## Exercise details:
Scan the records below and copy every line that contains the string "Боксы".

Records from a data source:

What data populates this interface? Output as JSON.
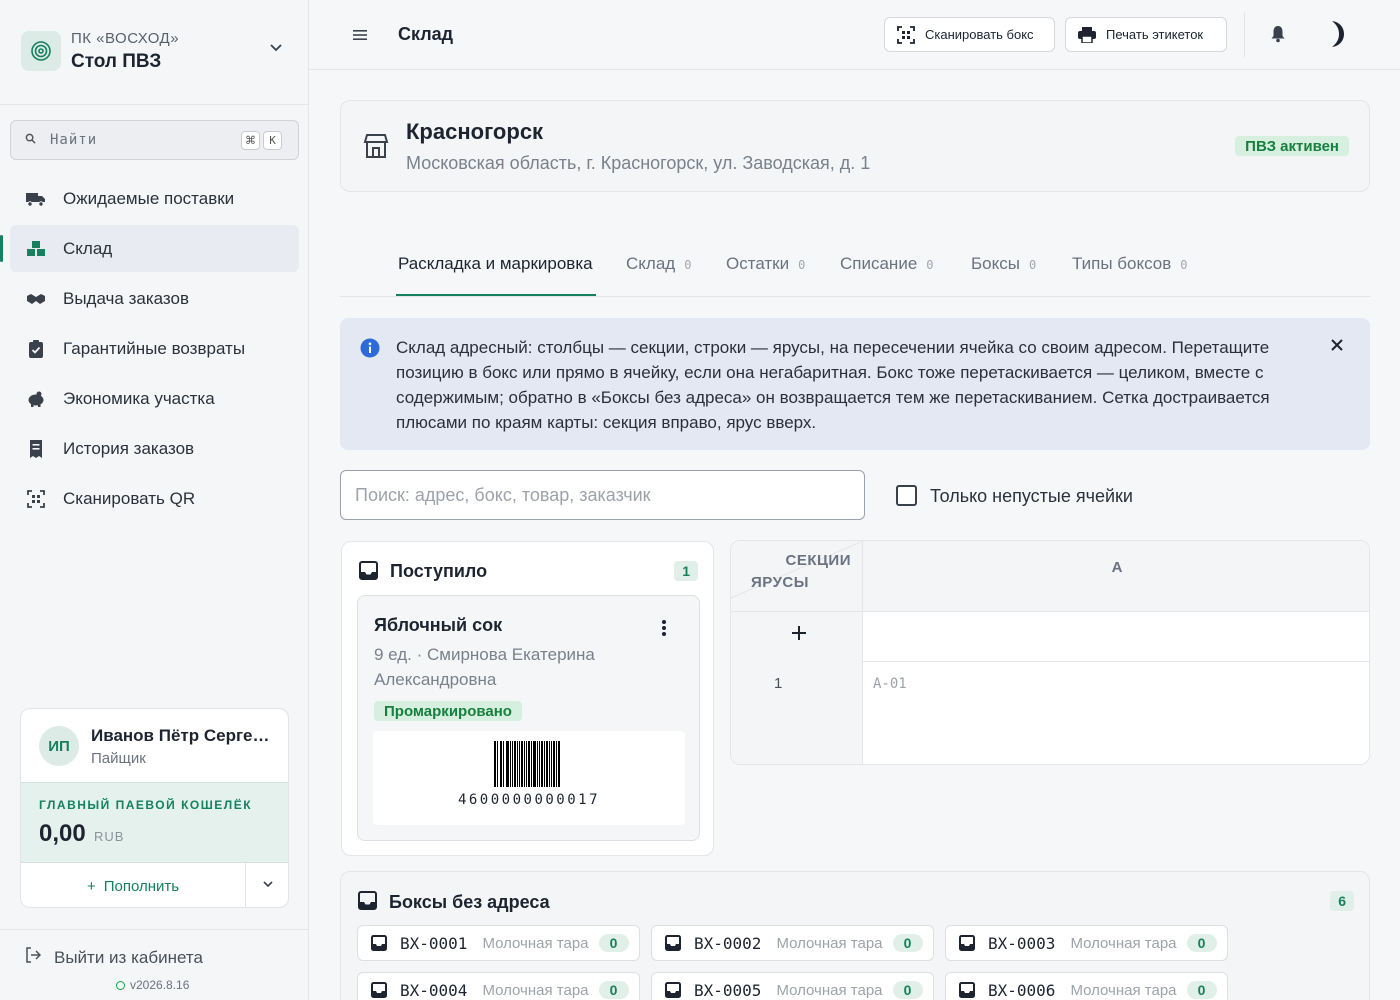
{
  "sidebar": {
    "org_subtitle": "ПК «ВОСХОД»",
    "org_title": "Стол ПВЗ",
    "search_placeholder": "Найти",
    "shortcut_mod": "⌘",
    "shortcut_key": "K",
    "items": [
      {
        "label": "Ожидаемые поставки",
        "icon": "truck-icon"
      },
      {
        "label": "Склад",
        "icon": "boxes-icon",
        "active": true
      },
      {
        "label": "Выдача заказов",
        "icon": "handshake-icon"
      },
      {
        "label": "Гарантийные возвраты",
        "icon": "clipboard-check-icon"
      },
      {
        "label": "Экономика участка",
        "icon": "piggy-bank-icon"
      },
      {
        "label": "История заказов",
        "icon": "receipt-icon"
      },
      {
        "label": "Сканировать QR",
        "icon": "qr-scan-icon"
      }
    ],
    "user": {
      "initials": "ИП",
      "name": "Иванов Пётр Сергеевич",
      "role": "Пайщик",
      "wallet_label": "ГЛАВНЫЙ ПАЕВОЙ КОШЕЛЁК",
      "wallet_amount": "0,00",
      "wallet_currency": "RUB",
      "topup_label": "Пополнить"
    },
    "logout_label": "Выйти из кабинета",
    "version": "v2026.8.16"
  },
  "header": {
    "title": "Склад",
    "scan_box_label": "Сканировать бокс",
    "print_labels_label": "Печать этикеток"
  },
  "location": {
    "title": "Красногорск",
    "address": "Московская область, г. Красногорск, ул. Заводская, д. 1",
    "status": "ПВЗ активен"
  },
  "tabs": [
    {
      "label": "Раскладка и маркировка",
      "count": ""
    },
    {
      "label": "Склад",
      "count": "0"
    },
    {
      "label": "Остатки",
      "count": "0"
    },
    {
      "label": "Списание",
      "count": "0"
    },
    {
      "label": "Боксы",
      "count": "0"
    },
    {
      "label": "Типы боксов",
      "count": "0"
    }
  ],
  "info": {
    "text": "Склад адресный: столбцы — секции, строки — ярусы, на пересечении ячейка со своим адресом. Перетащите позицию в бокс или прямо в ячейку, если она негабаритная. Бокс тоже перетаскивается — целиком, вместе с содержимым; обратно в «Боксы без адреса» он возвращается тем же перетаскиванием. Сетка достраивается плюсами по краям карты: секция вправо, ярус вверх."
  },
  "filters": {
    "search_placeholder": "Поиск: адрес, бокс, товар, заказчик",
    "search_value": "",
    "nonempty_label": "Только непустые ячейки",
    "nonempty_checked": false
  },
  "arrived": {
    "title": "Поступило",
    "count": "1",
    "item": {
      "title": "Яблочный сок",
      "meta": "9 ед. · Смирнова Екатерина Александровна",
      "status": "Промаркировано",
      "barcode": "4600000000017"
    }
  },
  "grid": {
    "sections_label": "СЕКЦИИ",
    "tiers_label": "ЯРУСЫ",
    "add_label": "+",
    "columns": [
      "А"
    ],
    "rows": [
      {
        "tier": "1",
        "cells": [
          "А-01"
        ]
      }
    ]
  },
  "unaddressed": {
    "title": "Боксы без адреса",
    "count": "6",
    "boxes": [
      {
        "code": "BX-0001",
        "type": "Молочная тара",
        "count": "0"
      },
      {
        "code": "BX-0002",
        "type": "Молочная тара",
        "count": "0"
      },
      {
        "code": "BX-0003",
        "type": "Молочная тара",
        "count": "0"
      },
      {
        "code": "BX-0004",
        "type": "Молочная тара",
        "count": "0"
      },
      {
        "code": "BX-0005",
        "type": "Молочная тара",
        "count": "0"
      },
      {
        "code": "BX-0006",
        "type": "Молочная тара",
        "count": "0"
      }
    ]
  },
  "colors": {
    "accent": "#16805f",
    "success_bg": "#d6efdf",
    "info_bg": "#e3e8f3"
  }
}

## Answer to the problem:
      "label": "Боксы",
    "text": "Склад адресный: столбцы — секции, строки — ярусы, на пересечении ячейка со своим адресом. Перетащите позицию в бокс или прямо в ячейку, если она негабаритная. Бокс тоже перетаскивается — целиком, вместе с содержимым; обратно в «Боксы без адреса» он возвращается тем же перетаскиванием. Сетка достраивается плюсами по краям карты: секция вправо, ярус вверх."
    "title": "Боксы без адреса",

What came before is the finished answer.